Career News

Two AcademiaNet members backed to bring research findings to the market

11. 10. 2018 | In a second round, the European Research Council has awarded top-up funding to fifty ERC grant holders via its Proof of Concept Grants, to explore the commercial or societal potential of their ERC-funded frontier research results. The grants are part of the EU's research and innovation programme, Horizon 2020.
European Research Council
Bild vergrößern
(© European Research Council)

European Research Council

Proof of Concept (PoC) grants, worth a maximum of € 150,000 each, can be used for example to explore business opportunities, prepare patent applications or verify the practical viability of scientific concepts. A recent review shows the funding has also helped ERC-funded scientists set up new companies and attract capital to make their research marketable. The grant scheme is only open to ERC grantees. The recent announcement concerns the second 2018 round, in which the ERC evaluated 130 applications. The budget for the whole 2018 competition is €20 million. Among the recipients are two AcademiaNet members:

Prof. Dr. Manuela Teresa Raimondi

Prof. Dr. Manuela Teresa Raimondi
Bild vergrößern
Prof. Dr. Manuela Teresa Raimondi

Prof Raimondi received the grant for her research into a »Miniaturised optically accessible bioreactor for drug discovery and biological research«. She is a full professor at Bioengineering at the Politechnic University of Milan, leading the group of Mechanobiology. She is the founder and head of the “Mechanobiology Lab” and of the »Live Cell Imaging Lab«. Her research focuses on investigating how cells interact physically with their environment, and on the effect of such interaction on their biological response. She integrates multiphysics and multiscale computational modelling with advanced cell culture techniques, such as synthetic stem cell niches and micromechanical bioreactors, aiming to further our understanding of basic stem cell mechanobiology.

Dr. Aleksandra Walczak

Dr. Aleksandra Walczak
Bild vergrößern
Dr. Aleksandra Walczak

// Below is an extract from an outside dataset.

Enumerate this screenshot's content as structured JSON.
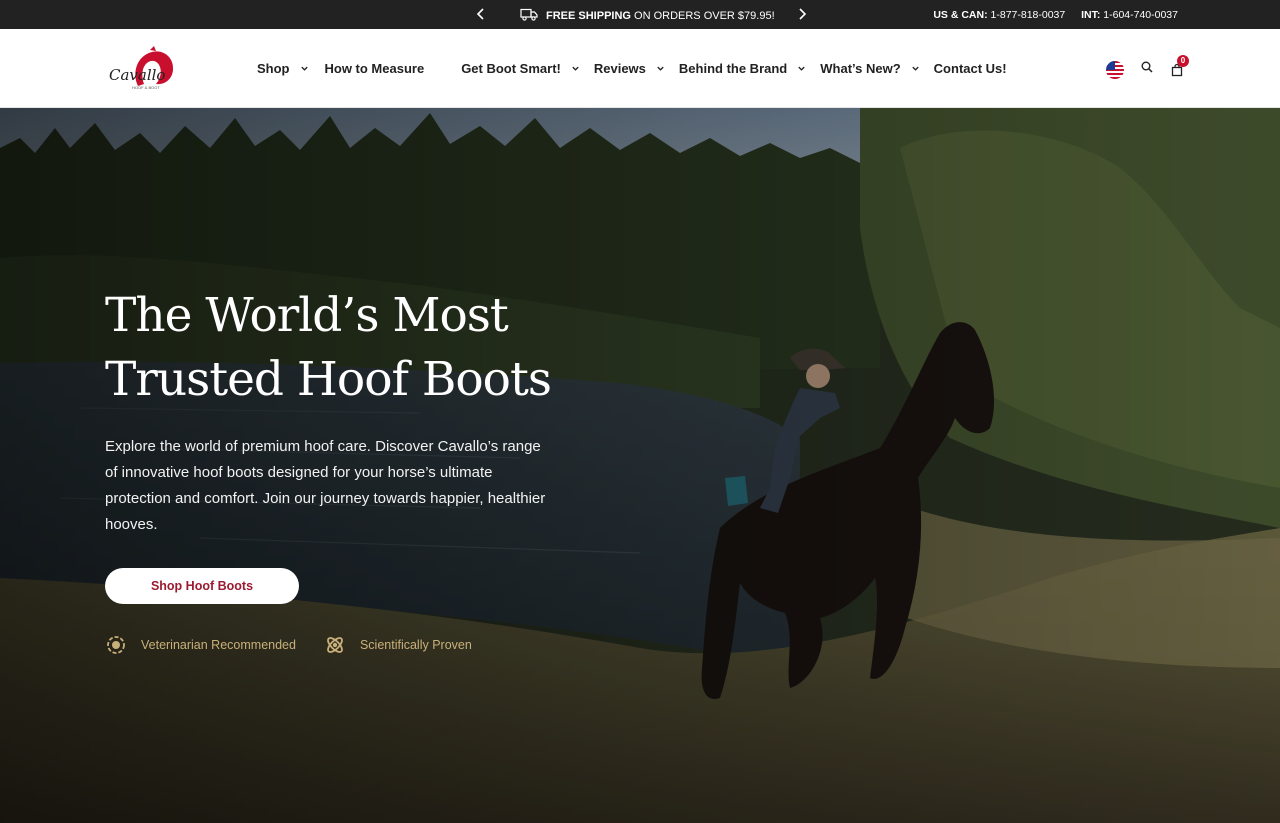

Dr Walczak received the grant for her research on »Automated evaluation and correction of generation bias in immune receptor repertoires«. Currently based at the École Normale Supérieure as a CNRS researcher, the biophysicist studies the effects of selection on population genealogies, collective behaviour of bird flocks and statistical descriptions of the immune system. Dr Walczak was awarded the “Grand Prix Jacques Herbrand de l’Académie des sciences" in 2014 and the bronze medal of CNRS in 2016. Her ERC project 'RECOGNIZE' focuses on the self-organization of the immune repertoire at the molecular and evolutionary level, by using a combination of data analysis and statistical mechanics modelling. Dr Walczak aims to shed light on the diversity and complexity of immune receptors on the surfaces of B and T cells, which interact with pathogens, recognize them and initiate an immune response.

Commissioner Carlos Moedas said: »The grants awarded (…) show how we can transform top science into practical innovations that will benefit everyone. Investing in research and innovation means we're investing in EU's future. That's why we've proposed to switch our ambition to even higher gear in creating Horizon Europe, EU's next research and innovation programme, boosting its funding up to an unprecedented EUR 100 billion and completing the European Innovation Council.«

The President of the ERC, Professor Jean-Pierre Bourguignon, said: »Frontier science above all generates new knowledge. One should never forget that scientific pursuit can also trigger new innovation and business ideas. ERC Proof of Concept grants help these ideas to develop. I'm glad to see that so many of our grantees from such diverse disciplines are eager to test if their research findings could be brought to market or benefit society in other ways.»

  (© AcademiaNet / ERC)

More information


  1. Read what our members say about AcademiaNet.

No more excuses!

  1. Please download the brochure "No more excuses" and read more about female experts in Europe, and about AcademiaNet.


  1. Four AcademiaNet members among Royal Society Fellows and Foreign Members elected this year

    The accolade has been called the scientist equivalent of the lifetime achievement Oscar.

  2. “It’s a social norm that keeps girls out of science”

    Only about one third of students in STEM subjects are female. We spoke with Dr. Anne-Marie Imafidon who founded STEMettes to help young girls and women engage with STEM subjects. She is a strong supporter of young girls and women and a role model for many aspiring to have a career in science.

  3. Tiina Sikanen granted the Academy of Finland Award for Scientific Courage

    The pharmaceutical chemist was chosen for her multidisciplinary work on microchip biotechnology.

  4. Women are simply less visible

    Why are so few women awarded a Nobel Prize? The reasons are manifold and hinder female researchers at all stages of their careers. Countermeasures are only slowly taking effect.

  5. Anja Groth awarded Queen Margrethe II’s Prize for Science

    The professor of chromatin biology will receive 100,000 DKK (13,500 €) for her work on epigenetics.